Therefore, wilderness will never be natural unless we return to historical life. Even John Muir, in arguing against those who sought to dam his beloved Hetch Hetchy valley in the Sierra Nevada, argued for alternative dam sites in the gentler valleys of the foothills—a preference that had nothing to do with nature and everything with the cultural traditions of the sublime.
Atheneum,pp. Most of all, it means practicing remembrance and gratitude, for thanksgiving is the simplest and most basic of ways for us to recollect the nature, the culture, and the history that have come together to make the world as we know it.
On the other hand, I also think it no less crucial for us to recognize and honor nonhuman nature as a world we did not create, a world with its own independent, nonhuman reasons for being as it is.
One by one, various corners of the American map came to be designated as sites whose wild beauty was so spectacular that a growing number of citizens had to visit and see them for themselves. His stimulating reference to our history is a direct reflection of how we tend to believe what society considers a norm.
To the extent that we celebrate wilderness as the measure with which we judge civilization, we reproduce the dualism that sets humanity and nature at opposite poles.
If wilderness can do this—if it can help us perceive and respect a nature we had forgotten to recognize as natural—then it will become part of the solution to our environmental dilemmas rather than part of the problem. In the United States, this was embodied most strikingly in the national myth of the frontier.
The wastelands that had once seemed worthless had for some people come to seem almost beyond price. The curious result was that frontier nostalgia became an important vehicle for expressing a peculiarly bourgeois form of antimodernism.

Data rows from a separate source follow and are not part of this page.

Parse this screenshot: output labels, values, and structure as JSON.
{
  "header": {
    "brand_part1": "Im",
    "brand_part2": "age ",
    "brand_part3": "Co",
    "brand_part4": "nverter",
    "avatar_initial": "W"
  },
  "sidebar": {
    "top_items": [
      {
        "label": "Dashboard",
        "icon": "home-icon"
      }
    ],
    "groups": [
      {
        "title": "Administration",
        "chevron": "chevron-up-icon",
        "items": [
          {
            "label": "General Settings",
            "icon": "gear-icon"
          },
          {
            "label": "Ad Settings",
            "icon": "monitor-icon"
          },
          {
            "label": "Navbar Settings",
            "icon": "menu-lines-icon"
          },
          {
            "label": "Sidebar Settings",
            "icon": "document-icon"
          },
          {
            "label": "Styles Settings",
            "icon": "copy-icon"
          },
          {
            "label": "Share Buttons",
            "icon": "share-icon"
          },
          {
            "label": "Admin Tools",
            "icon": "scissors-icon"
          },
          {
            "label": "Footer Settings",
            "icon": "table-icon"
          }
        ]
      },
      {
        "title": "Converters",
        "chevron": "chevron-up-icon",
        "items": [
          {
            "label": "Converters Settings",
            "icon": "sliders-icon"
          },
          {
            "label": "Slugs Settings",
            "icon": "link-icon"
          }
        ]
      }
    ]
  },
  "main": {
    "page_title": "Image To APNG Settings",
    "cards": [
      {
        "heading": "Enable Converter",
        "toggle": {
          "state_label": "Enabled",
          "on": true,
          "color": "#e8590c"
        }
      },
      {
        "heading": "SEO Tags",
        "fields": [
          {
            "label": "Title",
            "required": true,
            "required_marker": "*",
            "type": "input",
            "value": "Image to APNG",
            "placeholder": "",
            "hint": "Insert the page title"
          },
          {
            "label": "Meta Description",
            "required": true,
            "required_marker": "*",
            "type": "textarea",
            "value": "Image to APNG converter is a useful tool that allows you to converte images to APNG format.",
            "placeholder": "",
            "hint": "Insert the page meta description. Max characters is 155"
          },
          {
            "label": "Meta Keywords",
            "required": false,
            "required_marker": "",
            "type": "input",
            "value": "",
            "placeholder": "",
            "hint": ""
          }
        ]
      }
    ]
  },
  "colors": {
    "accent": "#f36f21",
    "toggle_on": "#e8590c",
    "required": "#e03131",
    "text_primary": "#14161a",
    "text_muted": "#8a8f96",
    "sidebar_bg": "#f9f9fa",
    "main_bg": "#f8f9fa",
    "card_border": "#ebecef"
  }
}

The historian Frederick Jackson Turner wrote in the classic academic statement of this myth, but it had been part of American cultural traditions for well over a century.
That wilderness is not some natural place for the wealthy to escape to, and rather a place of our history that we should embrace.“The Trouble with Wilderness; or, Getting Back to the Wrong Nature” by William Cronon (William Cronon, ed., Uncommon Ground: Rethinking the Human Place in Nature, New York: W.
W. Norton & Co.,; The time has come to rethink wilderness. "Forum: The Trouble with Wilderness." Environmental History 1 (): In his article “The Trouble with Wilderness or, Getting Back to the Wrong Nature,” Cronon argues that because of the culturally constructed nature of wilderness, the wilderness as we imagine it has no relation to nature.
Aug 22, · For many Americans wilderness presents itself as the best antidote to our human selves, a refuge we must somehow recover if we hope to save the planet.
As Henry David Thoreau once famously declared, “In Wildness is the preservation of the World.” But is it? (Cronon, “The Trouble with Wilderness; or, Getting Back to the. Summary The Trouble With Wilderness. because of the way we define "wilderness," there are no such places left on dominicgaudious.net is one of the central ideas of William Cronan's, "The Trouble with Wilderness."No matter how many hours you drive or the distance you fly, you will not find a.
The Trouble with Wilderness; or, Getting Back to the Wrong Nature by William Cronon. Print-formatted version: PDF In William Cronon, ed., Uncommon Ground: Rethinking the Human Place in Nature, New York: W. W. Norton & Co.,The time has come to rethink wilderness.
Analysis William Cronan's “the Trouble with Wilderness” The rapid industrialization of the Earth has been one of the greatest changes the earth has undergone, surpassing in magnitude the numerous ice ages or massive extinctions/5(1).Download